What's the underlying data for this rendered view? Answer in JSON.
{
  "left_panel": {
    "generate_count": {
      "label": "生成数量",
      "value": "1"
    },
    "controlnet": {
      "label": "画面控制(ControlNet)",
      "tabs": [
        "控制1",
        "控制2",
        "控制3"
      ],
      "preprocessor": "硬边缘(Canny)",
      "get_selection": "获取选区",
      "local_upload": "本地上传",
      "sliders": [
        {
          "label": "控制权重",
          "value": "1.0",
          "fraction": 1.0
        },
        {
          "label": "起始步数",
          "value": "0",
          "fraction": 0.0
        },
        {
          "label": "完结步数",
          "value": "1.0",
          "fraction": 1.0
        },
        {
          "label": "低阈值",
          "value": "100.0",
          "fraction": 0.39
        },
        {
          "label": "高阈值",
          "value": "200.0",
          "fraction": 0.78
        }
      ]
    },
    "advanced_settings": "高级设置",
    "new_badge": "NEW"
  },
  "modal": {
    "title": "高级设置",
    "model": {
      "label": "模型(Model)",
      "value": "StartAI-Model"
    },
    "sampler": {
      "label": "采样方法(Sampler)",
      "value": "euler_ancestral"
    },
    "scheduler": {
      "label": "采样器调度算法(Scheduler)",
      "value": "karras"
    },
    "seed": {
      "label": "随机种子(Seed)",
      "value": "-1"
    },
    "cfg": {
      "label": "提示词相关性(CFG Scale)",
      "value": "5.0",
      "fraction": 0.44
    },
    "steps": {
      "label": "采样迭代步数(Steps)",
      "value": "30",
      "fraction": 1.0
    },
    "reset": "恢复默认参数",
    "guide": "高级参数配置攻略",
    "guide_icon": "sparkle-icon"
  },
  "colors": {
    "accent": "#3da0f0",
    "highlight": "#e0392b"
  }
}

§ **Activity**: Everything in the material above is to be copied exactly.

§ **Solution to the problem**:
What's the underlying data for this rendered view? Answer in JSON.
{
  "left_panel": {
    "generate_count": {
      "label": "生成数量",
      "value": "1"
    },
    "controlnet": {
      "label": "画面控制(ControlNet)",
      "tabs": [
        "控制1",
        "控制2",
        "控制3"
      ],
      "preprocessor": "硬边缘(Canny)",
      "get_selection": "获取选区",
      "local_upload": "本地上传",
      "sliders": [
        {
          "label": "控制权重",
          "value": "1.0",
          "fraction": 1.0
        },
        {
          "label": "起始步数",
          "value": "0",
          "fraction": 0.0
        },
        {
          "label": "完结步数",
          "value": "1.0",
          "fraction": 1.0
        },
        {
          "label": "低阈值",
          "value": "100.0",
          "fraction": 0.39
        },
        {
          "label": "高阈值",
          "value": "200.0",
          "fraction": 0.78
        }
      ]
    },
    "advanced_settings": "高级设置",
    "new_badge": "NEW"
  },
  "modal": {
    "title": "高级设置",
    "model": {
      "label": "模型(Model)",
      "value": "StartAI-Model"
    },
    "sampler": {
      "label": "采样方法(Sampler)",
      "value": "euler_ancestral"
    },
    "scheduler": {
      "label": "采样器调度算法(Scheduler)",
      "value": "karras"
    },
    "seed": {
      "label": "随机种子(Seed)",
      "value": "-1"
    },
    "cfg": {
      "label": "提示词相关性(CFG Scale)",
      "value": "5.0",
      "fraction": 0.44
    },
    "steps": {
      "label": "采样迭代步数(Steps)",
      "value": "30",
      "fraction": 1.0
    },
    "reset": "恢复默认参数",
    "guide": "高级参数配置攻略",
    "guide_icon": "sparkle-icon"
  },
  "colors": {
    "accent": "#3da0f0",
    "highlight": "#e0392b"
  }
}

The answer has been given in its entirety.